Task goal → Print the entire listing. Each line must match the original exactly.

Extracted entries →
++++

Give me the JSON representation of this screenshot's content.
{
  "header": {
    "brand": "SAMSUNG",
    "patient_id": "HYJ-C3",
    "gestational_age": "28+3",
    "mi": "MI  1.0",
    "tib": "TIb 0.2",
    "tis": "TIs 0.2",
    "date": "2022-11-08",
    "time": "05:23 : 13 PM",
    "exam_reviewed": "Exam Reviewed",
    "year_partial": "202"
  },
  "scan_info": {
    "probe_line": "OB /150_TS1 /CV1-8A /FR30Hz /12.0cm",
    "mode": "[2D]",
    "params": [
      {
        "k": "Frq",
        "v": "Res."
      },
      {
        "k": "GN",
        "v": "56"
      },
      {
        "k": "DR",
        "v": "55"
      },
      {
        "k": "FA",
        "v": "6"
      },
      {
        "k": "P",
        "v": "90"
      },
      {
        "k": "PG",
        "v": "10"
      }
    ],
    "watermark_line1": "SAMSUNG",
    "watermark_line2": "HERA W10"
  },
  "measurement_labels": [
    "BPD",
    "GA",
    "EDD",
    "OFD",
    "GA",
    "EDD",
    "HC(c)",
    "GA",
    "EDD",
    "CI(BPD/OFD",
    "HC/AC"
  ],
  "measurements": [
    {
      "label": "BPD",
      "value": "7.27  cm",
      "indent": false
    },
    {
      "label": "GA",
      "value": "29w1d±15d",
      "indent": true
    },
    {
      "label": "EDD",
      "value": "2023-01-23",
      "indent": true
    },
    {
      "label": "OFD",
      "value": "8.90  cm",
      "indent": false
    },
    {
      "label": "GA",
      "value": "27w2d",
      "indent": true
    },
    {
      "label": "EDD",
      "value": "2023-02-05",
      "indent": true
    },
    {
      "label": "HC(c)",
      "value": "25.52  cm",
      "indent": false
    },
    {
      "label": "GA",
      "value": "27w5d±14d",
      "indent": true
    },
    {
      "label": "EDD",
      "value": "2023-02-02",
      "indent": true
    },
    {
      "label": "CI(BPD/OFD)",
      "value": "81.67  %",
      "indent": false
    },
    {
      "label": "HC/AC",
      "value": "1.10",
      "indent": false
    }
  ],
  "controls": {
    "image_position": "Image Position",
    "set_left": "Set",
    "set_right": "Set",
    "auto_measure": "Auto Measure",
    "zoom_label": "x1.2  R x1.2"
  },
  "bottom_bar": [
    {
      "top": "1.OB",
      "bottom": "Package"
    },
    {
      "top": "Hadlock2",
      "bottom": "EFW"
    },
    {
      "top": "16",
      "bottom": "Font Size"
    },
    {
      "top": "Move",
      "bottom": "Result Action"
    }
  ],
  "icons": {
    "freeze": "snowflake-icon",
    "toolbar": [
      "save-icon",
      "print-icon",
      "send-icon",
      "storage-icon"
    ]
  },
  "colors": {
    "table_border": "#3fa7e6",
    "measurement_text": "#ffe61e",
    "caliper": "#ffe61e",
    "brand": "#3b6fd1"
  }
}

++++

Response for this exercise →
Give me the JSON representation of this screenshot's content.
{
  "header": {
    "brand": "SAMSUNG",
    "patient_id": "HYJ-C3",
    "gestational_age": "28+3",
    "mi": "MI  1.0",
    "tib": "TIb 0.2",
    "tis": "TIs 0.2",
    "date": "2022-11-08",
    "time": "05:23 : 13 PM",
    "exam_reviewed": "Exam Reviewed",
    "year_partial": "202"
  },
  "scan_info": {
    "probe_line": "OB /150_TS1 /CV1-8A /FR30Hz /12.0cm",
    "mode": "[2D]",
    "params": [
      {
        "k": "Frq",
        "v": "Res."
      },
      {
        "k": "GN",
        "v": "56"
      },
      {
        "k": "DR",
        "v": "55"
      },
      {
        "k": "FA",
        "v": "6"
      },
      {
        "k": "P",
        "v": "90"
      },
      {
        "k": "PG",
        "v": "10"
      }
    ],
    "watermark_line1": "SAMSUNG",
    "watermark_line2": "HERA W10"
  },
  "measurement_labels": [
    "BPD",
    "GA",
    "EDD",
    "OFD",
    "GA",
    "EDD",
    "HC(c)",
    "GA",
    "EDD",
    "CI(BPD/OFD",
    "HC/AC"
  ],
  "measurements": [
    {
      "label": "BPD",
      "value": "7.27  cm",
      "indent": false
    },
    {
      "label": "GA",
      "value": "29w1d±15d",
      "indent": true
    },
    {
      "label": "EDD",
      "value": "2023-01-23",
      "indent": true
    },
    {
      "label": "OFD",
      "value": "8.90  cm",
      "indent": false
    },
    {
      "label": "GA",
      "value": "27w2d",
      "indent": true
    },
    {
      "label": "EDD",
      "value": "2023-02-05",
      "indent": true
    },
    {
      "label": "HC(c)",
      "value": "25.52  cm",
      "indent": false
    },
    {
      "label": "GA",
      "value": "27w5d±14d",
      "indent": true
    },
    {
      "label": "EDD",
      "value": "2023-02-02",
      "indent": true
    },
    {
      "label": "CI(BPD/OFD)",
      "value": "81.67  %",
      "indent": false
    },
    {
      "label": "HC/AC",
      "value": "1.10",
      "indent": false
    }
  ],
  "controls": {
    "image_position": "Image Position",
    "set_left": "Set",
    "set_right": "Set",
    "auto_measure": "Auto Measure",
    "zoom_label": "x1.2  R x1.2"
  },
  "bottom_bar": [
    {
      "top": "1.OB",
      "bottom": "Package"
    },
    {
      "top": "Hadlock2",
      "bottom": "EFW"
    },
    {
      "top": "16",
      "bottom": "Font Size"
    },
    {
      "top": "Move",
      "bottom": "Result Action"
    }
  ],
  "icons": {
    "freeze": "snowflake-icon",
    "toolbar": [
      "save-icon",
      "print-icon",
      "send-icon",
      "storage-icon"
    ]
  },
  "colors": {
    "table_border": "#3fa7e6",
    "measurement_text": "#ffe61e",
    "caliper": "#ffe61e",
    "brand": "#3b6fd1"
  }
}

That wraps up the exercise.